]. Therefore we believe that there is no obvious reason that smoking habit should differ substantially between these categories of blue collar workers. Moreover, Axelson suggested that confounding from smoking would rarely explain risk ratios of more than about 1.5 for lung cancer [14
]. Based on the aforementioned data, it is likely that the confounding effect of smoking could be considered as minimal in the present study. This argument is supported by our finding regarding the comparable levels of bladder cancer proportionate mortality across the three categories of cement workers. Regarding the possible confounding effect of asbestos exposure the fact that no death from mesothelioma was found among cement workers suggests that asbestos does not represent a considerable confounding factor in the present study.
Moreover, an additional limitation of the proportionate mortality methodology is that the magnitude of each cause of death is dependent upon the magnitude of the proportionate mortality for other causes of death. If the PMR for the common cause of death is high, the PMRs for the other causes are artificially deflated, and vice versa [15
]. It is well known that in a working population the risk for diseases of the circulatory system is lower due to the ‘’healthy worker effect”, and therefore, in a proportionate mortality study the other causes could be artificially increased. However, this is not the case in the present study where diseases of the circulatory system were the prevalent cause of death. Moreover, the PMRs for two major causes of death ischemic heart disease and cerebro-vascular diseases (cement production workers only) were 1.37 and 1.11, respectively. Thus, it seems unlikely that the elevated PMR for lung cancer could be attributed to an under-representation of major causes of death like CHD, and CVD.
Last, an interesting finding of our study which deserves further future investigation was the elevated proportionate mortality from pneumonia among cement production workers.

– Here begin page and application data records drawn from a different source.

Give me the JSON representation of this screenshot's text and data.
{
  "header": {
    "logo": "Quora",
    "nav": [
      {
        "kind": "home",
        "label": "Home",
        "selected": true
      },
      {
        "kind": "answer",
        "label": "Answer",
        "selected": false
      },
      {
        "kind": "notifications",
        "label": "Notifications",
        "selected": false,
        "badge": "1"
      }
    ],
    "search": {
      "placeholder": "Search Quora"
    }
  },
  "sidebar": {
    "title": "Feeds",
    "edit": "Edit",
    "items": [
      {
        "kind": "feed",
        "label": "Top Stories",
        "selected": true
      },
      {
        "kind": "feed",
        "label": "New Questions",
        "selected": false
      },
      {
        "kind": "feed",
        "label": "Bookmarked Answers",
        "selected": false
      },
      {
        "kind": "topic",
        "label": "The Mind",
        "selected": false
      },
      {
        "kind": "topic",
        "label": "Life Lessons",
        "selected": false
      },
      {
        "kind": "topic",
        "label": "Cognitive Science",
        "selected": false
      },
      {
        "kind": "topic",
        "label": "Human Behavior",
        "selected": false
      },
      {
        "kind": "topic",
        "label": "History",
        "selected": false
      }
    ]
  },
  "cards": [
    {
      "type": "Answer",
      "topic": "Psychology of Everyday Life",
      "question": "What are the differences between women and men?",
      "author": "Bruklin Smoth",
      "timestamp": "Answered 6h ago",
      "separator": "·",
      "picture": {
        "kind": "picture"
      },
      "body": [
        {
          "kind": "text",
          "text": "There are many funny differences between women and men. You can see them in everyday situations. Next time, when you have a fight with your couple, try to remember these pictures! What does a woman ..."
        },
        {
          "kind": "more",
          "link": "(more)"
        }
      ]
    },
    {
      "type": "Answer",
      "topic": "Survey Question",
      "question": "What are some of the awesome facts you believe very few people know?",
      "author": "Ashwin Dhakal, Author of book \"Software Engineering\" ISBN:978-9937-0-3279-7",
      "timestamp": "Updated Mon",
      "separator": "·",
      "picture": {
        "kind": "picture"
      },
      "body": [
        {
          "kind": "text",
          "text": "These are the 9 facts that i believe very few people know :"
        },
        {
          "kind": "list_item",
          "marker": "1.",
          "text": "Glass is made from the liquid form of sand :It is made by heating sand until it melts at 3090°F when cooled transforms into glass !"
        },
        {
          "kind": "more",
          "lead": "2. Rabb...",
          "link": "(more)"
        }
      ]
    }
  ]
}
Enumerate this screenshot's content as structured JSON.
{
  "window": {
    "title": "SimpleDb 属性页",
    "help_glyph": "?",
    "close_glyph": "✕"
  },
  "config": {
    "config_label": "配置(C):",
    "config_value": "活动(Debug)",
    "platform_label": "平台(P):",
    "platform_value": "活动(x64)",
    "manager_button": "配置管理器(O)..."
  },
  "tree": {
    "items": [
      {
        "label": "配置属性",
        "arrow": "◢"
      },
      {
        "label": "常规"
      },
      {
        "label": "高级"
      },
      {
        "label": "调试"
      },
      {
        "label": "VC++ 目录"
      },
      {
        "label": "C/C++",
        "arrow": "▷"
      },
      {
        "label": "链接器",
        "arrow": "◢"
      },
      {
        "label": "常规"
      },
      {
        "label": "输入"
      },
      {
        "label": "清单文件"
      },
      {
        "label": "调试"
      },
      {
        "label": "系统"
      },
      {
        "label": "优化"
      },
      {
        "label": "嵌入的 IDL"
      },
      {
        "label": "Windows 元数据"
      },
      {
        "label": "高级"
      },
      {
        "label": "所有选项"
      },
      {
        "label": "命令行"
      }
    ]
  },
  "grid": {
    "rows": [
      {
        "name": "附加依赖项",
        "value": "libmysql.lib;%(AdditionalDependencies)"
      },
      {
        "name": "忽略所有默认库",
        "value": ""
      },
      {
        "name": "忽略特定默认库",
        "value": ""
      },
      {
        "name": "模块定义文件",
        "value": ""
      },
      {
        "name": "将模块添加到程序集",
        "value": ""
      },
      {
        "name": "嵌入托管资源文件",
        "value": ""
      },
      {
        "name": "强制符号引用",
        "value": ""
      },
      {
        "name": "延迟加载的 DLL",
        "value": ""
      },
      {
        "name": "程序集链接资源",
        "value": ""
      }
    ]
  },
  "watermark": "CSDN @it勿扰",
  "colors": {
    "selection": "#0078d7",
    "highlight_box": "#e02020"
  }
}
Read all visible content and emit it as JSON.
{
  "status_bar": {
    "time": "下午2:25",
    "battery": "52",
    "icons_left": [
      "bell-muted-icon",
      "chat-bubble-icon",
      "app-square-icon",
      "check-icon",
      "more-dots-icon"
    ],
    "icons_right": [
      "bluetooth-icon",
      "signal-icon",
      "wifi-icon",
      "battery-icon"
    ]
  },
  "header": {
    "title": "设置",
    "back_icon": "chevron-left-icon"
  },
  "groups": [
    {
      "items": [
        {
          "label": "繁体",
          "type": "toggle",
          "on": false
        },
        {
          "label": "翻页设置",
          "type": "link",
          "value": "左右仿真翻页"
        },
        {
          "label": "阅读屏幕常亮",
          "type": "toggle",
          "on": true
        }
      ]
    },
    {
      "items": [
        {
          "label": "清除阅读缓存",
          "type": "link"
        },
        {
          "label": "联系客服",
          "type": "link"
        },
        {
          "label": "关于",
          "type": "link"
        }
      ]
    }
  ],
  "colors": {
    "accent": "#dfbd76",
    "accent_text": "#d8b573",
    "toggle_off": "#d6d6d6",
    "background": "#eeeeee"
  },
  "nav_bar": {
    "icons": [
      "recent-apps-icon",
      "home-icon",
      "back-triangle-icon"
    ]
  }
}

There is some evidence that exposure to inorganic dust increases the mortality from infectious pneumonia. It has been suggested that this biological effect could be mediated through induced airways inflammation [16